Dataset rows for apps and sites
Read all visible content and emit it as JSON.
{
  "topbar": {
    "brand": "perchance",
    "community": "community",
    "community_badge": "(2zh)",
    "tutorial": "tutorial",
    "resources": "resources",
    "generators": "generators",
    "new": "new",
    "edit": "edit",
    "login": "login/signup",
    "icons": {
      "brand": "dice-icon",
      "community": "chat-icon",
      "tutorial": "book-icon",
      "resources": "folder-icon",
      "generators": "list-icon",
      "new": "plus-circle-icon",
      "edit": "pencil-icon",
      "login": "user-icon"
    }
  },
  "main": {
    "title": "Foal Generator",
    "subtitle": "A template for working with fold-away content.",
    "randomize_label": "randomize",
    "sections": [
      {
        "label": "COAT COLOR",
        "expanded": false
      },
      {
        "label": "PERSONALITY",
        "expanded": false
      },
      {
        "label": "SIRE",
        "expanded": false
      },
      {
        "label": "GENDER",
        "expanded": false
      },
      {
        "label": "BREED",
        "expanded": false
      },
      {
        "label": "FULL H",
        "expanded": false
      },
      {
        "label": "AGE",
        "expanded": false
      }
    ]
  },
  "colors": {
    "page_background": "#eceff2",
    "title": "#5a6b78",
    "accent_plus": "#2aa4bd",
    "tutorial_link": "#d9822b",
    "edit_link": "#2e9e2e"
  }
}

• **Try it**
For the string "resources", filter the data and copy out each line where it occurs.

• **Final answer**
    "resources": "resources",
      "resources": "folder-icon",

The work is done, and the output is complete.